**EXERCISE AIM:**
Where a line in the listing below holds the word "icon", count that line; give the total alone.

++++

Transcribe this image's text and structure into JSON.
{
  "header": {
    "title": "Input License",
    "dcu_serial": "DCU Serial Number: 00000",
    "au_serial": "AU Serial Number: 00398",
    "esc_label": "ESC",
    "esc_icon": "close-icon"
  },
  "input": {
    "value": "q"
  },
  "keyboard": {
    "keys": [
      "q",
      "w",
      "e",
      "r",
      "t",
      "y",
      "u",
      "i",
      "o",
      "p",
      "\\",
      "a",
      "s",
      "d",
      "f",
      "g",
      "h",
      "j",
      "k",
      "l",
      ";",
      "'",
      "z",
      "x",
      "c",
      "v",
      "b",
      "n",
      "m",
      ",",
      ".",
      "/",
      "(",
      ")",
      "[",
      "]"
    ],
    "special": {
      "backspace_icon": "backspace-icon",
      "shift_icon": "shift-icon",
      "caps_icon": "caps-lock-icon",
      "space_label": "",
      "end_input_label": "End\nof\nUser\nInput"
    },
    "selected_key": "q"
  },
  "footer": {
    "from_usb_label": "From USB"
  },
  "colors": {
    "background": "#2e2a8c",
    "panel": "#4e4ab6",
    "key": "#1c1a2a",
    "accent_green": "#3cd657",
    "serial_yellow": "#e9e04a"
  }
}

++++

**SOLVED EXERCISE:**
4